When we think of 'health', most of us think of our bodies. We are used to thinking of ourselves as being healthy. We are know what it means to be unwell - maybe a bit of a cold, the flu, or a broken arm. We can think of our 'mental health' in the same way. But people rarely do. There is so much fear about mental health that many people do not like to even think about it.
This stigma is part of the problem. It is okay to say, "I feel like I've got a bit of a cough". But few people would openly say, "I feel a bit down today."
This fear and stigma is just as common among deaf people. Deaf and hearing people are often not aware of basic mental health information. The information provided here covers specific aspects of mental health. Providing this in BSL is probably a first. Information about schizophrenia and depression has never been made so freely available in BSL. We hope that this will start to breakdown the stigma and help more deaf people understand their mental health.
Young people — factsheets
The Royal College of Psychiatrists produces Factsheets with useful information about young people and mental health. They have worked with South West London and St George's Mental Health Trust, and AC2.com, to translate some of these factsheets into BSL.
Clicking on the links below should display the relevants clip. If you have a problem playing the clips, then go to the Royal College's website.
- Coping with stress
- Depression in young people

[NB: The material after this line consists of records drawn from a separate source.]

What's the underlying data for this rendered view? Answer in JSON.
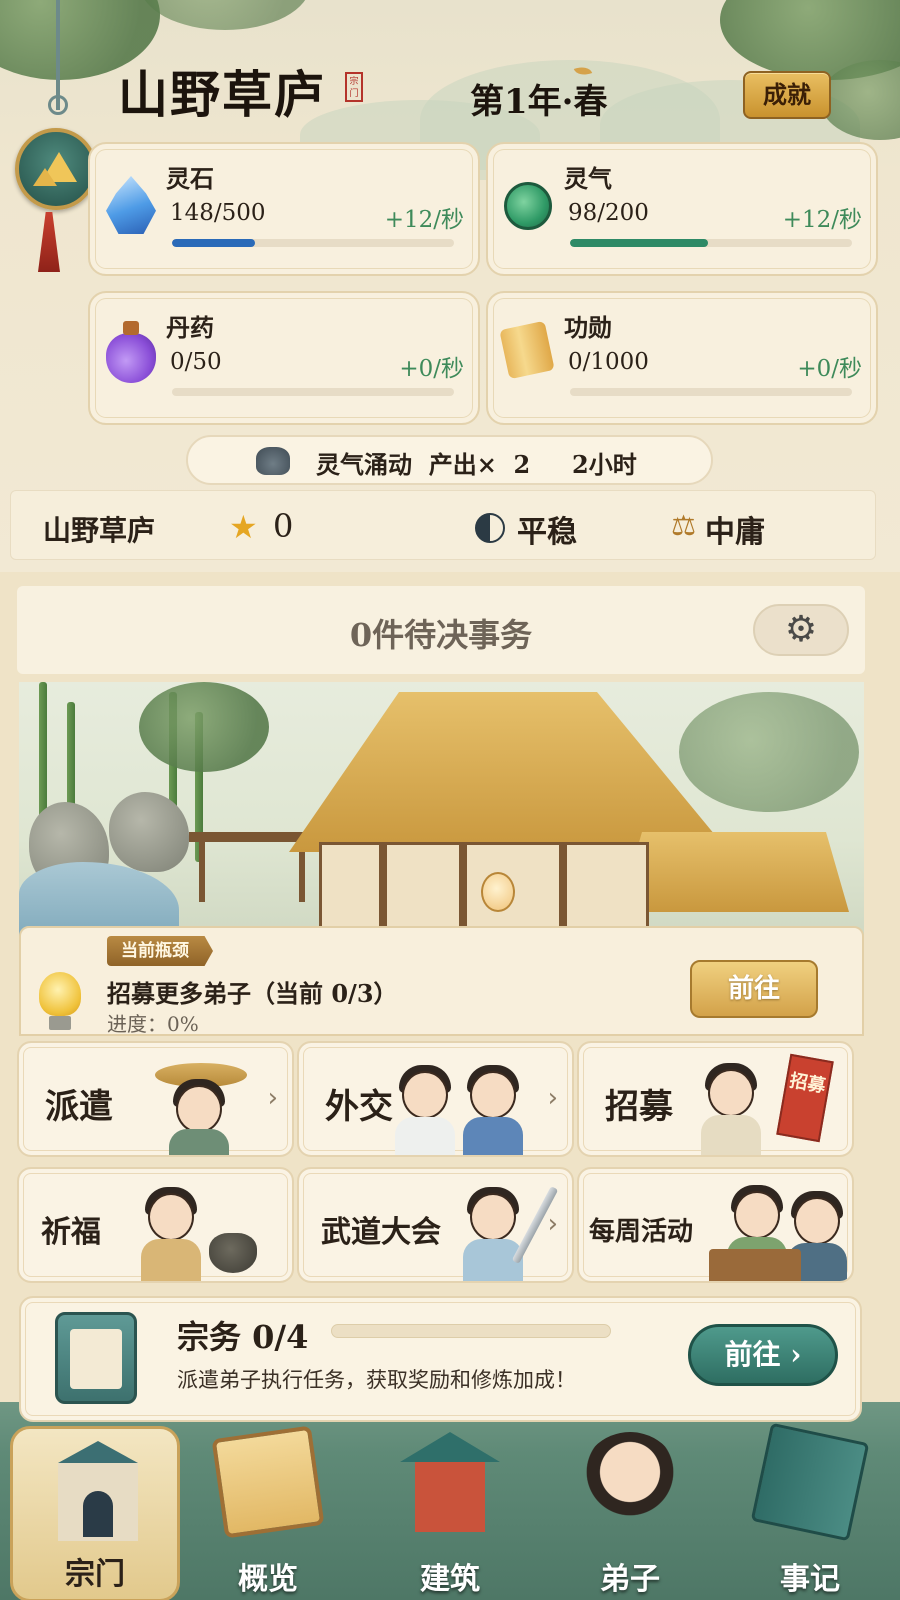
{
  "header": {
    "title": "山野草庐",
    "title_seal": "宗门",
    "season": "第1年·春",
    "achievement_label": "成就"
  },
  "resources": [
    {
      "name": "灵石",
      "value": "148/500",
      "rate": "+12/秒",
      "fill": 0.296,
      "color": "#2a6ab8",
      "icon": "spirit-stone-icon"
    },
    {
      "name": "灵气",
      "value": "98/200",
      "rate": "+12/秒",
      "fill": 0.49,
      "color": "#2e8a66",
      "icon": "spirit-qi-icon"
    },
    {
      "name": "丹药",
      "value": "0/50",
      "rate": "+0/秒",
      "fill": 0,
      "color": "#8b4fd8",
      "icon": "elixir-icon"
    },
    {
      "name": "功勋",
      "value": "0/1000",
      "rate": "+0/秒",
      "fill": 0,
      "color": "#d5a24a",
      "icon": "merit-scroll-icon"
    }
  ],
  "buff": {
    "text": "灵气涌动  产出×  2     2小时",
    "icon": "incense-burner-icon"
  },
  "status": {
    "sect_name": "山野草庐",
    "reputation_icon": "★",
    "reputation": "0",
    "stability": "平稳",
    "alignment_icon": "⚖",
    "alignment": "中庸"
  },
  "pending": {
    "text": "0件待决事务",
    "settings_icon": "⚙"
  },
  "bottleneck": {
    "tag": "当前瓶颈",
    "text": "招募更多弟子（当前 0/3）",
    "progress": "进度：0%",
    "go_label": "前往"
  },
  "features": [
    {
      "label": "派遣",
      "chevron": "›"
    },
    {
      "label": "外交",
      "chevron": "›"
    },
    {
      "label": "招募",
      "banner": "招募"
    },
    {
      "label": "祈福"
    },
    {
      "label": "武道大会",
      "chevron": "›"
    },
    {
      "label": "每周活动"
    }
  ],
  "quest": {
    "title": "宗务 0/4",
    "progress": 0,
    "desc": "派遣弟子执行任务，获取奖励和修炼加成！",
    "go_label": "前往 ›"
  },
  "nav": [
    {
      "label": "宗门",
      "active": true
    },
    {
      "label": "概览",
      "active": false
    },
    {
      "label": "建筑",
      "active": false
    },
    {
      "label": "弟子",
      "active": false
    },
    {
      "label": "事记",
      "active": false
    }
  ],
  "colors": {
    "accent_gold": "#d3a24a",
    "accent_teal": "#2e6e62",
    "positive_rate": "#3e8a5a"
  }
}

- Psychotic illness
- Understanding autism
- When bad things happen
- Drugs and alcohol
- Stimulant medication
- Worries and anxieties
- Good parenting